Farmers face shortage of chemical fertiliserFarmers are facing a shortage of urea at a time when winter crops are in dire need of chemical fertiliser. Lack of urea at the warehouse of state-owned Agriculture Input Company for the last three weeks is likely to affect the productivity of wheat.
Farmers are facing a shortage of urea at a time when winter crops are in dire need of chemical fertiliser. Lack of urea at the warehouse of state-owned Agriculture Input Company for the last three weeks is likely to affect the productivity of wheat.
Currently, farmers are not getting urea even if they are ready to pay a hefty price for the chemical fertiliser.
It has been around three weeks since the urea stock got cleared at the regional office of the company. Although Salt Trading Corporation—another government entity that retails the fertiliser—distributed some urea, it was not sufficient to meet the farmers’ demand.
Gorakh Nath KC, information officer at the Agriculture Input Company (AIC) said that 25,000 metric tonnes of urea was stranded at the dry port of Visakhapatnam in India due to a cyclone in the Bay of Bengal, creating scarcity of the chemical fertiliser.
“We are trying to bring in the fertiliser as soon as possible,” said KC. “Currently, three railway racks have been loaded with urea and two of them are ready to move towards the dry port in Sirsiya, Birgunj.”
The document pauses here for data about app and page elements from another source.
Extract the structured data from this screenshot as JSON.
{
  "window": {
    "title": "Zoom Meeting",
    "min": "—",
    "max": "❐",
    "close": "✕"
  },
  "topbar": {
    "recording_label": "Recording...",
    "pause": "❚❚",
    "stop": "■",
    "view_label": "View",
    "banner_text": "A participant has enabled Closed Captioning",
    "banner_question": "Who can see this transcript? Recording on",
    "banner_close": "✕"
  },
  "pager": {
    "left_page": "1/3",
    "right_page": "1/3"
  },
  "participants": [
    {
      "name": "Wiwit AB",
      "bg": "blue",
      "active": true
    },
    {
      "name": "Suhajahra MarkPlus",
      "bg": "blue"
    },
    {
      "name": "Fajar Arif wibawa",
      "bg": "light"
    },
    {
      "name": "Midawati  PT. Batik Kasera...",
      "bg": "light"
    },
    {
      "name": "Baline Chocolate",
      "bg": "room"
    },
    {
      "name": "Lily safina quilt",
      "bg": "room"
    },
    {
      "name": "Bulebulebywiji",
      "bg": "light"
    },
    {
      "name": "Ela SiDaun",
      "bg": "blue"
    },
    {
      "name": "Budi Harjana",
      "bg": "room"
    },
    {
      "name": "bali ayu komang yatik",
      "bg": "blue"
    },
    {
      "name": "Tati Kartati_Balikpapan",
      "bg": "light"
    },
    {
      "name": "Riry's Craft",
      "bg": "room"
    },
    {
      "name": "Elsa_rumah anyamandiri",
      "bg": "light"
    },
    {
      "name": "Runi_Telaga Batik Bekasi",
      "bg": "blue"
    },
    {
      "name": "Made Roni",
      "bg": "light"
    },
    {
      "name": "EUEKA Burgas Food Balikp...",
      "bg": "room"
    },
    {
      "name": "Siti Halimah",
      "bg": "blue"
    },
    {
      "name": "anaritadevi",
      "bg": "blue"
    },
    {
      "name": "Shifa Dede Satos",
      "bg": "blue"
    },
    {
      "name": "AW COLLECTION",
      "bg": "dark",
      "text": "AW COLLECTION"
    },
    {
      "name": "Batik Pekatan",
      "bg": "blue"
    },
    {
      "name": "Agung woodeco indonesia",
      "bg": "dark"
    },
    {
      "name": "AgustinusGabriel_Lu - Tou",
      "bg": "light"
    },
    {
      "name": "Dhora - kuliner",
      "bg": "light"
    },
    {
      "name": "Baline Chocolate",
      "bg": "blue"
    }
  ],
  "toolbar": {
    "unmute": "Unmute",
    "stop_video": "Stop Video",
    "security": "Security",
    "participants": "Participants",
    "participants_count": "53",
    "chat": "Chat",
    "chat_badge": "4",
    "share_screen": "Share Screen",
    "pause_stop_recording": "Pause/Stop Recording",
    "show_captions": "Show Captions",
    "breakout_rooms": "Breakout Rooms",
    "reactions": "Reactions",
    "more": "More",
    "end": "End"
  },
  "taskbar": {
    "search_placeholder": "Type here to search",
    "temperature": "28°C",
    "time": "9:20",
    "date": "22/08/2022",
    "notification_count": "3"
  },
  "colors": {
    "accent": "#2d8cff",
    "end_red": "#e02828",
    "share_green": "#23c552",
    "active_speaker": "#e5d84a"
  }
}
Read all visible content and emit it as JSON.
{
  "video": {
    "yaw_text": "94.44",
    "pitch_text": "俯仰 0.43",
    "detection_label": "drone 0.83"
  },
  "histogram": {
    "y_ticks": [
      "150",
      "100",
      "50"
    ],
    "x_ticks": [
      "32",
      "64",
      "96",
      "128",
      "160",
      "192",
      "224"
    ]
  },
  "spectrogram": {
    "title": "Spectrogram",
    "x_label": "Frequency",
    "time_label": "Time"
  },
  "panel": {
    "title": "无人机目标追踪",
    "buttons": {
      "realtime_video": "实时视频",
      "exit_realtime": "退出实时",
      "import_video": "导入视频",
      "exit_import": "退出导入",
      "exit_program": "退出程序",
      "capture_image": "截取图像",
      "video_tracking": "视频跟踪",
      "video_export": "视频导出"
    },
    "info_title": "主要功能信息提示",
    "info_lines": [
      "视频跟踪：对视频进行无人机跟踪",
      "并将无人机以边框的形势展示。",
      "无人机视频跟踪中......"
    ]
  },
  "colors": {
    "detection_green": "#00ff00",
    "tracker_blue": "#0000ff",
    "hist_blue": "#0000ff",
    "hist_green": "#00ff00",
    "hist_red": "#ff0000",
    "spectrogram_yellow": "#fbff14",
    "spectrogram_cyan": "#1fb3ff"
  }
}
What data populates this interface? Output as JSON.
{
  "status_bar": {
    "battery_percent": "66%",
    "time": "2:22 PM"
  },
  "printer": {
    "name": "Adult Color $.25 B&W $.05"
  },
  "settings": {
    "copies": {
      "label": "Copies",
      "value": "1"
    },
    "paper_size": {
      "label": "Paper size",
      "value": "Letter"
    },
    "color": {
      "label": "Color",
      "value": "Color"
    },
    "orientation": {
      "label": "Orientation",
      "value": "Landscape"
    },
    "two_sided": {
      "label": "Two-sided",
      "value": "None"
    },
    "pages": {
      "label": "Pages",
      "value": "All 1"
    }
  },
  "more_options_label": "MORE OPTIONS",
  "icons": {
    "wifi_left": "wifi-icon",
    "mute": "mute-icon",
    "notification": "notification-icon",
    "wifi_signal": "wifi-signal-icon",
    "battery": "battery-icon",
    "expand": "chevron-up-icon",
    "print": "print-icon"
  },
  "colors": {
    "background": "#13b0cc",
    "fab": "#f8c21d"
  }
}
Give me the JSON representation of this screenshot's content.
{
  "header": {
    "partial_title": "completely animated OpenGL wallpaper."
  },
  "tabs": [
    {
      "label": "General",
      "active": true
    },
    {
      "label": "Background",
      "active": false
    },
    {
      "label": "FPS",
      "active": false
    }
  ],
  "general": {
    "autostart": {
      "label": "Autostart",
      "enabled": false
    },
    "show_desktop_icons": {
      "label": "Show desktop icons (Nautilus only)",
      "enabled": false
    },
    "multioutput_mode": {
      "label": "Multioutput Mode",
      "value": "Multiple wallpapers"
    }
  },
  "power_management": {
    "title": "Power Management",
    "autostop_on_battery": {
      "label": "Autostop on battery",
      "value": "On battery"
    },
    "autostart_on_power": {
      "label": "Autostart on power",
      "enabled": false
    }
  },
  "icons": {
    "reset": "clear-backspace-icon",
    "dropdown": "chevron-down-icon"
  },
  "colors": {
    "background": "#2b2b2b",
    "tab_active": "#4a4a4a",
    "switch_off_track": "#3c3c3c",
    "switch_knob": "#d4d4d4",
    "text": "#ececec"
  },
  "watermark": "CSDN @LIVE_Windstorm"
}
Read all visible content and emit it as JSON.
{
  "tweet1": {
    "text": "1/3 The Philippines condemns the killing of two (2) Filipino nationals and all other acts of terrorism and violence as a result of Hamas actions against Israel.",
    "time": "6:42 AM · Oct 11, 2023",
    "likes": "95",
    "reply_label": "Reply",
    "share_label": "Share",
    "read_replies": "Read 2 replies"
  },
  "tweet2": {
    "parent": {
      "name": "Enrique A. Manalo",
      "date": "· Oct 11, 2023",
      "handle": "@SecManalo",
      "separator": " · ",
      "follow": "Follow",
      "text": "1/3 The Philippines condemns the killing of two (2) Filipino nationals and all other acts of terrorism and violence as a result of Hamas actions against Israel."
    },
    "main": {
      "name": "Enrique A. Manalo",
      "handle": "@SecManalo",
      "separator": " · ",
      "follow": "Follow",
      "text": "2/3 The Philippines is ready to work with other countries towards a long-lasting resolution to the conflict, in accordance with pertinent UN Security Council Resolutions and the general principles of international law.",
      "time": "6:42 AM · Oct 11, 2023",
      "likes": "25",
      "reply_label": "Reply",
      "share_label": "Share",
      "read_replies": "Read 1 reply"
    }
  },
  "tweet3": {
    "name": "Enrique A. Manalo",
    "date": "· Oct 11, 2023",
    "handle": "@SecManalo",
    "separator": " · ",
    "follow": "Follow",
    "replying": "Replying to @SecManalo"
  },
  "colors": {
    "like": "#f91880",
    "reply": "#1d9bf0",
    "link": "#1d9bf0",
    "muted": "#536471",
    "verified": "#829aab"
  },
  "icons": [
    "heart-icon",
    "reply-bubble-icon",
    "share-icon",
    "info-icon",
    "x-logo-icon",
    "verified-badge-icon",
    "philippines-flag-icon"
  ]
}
Indian Potash Limited (IPL) of India is supplying the fertiliser to Nepal from third country purchase.
Similarly, the stock of fertiliser at Salt Trading Corporation is not enough to meet the demand, according Amoj Lamichhane, head of the corporation’s zonal office. He said that the corporation has distributed 32,680 sacks of urea till Wednesday for the planting of wheat.
“We have already distributed more than half of the total quota of 46,400 sacks that we had at our warehouse,” he said, adding, 1,800 sacks of fertiliser were sold from Monday to Wednesday at Parsa district only. Out of the 12,500 metric tonnes of urea that corporation is importing, 5,000 metric tonnes will arrive in mid-February, according to Lamichhane.
Earlier, urea used to enter the Nepali market from India through illegal channels. However, this illegal movement of urea has stopped due to the cheap urea found in Nepal, further fuelling the shortage.
Prithvi Shah, district secretary of Farmer Rights Struggle Committee said that farmers are in deep trouble due to the scarcity of urea. “This is a crucial part of the season where farmers need to use urea in wheat production but we are not getting the chemical fertiliser. This will decrease the productivity of our crops,” he said. “We used to purchase urea at Rs16 per kg until last year. These days, we have to buy it at Rs25 per kg. Still we are not getting the quantity we need.”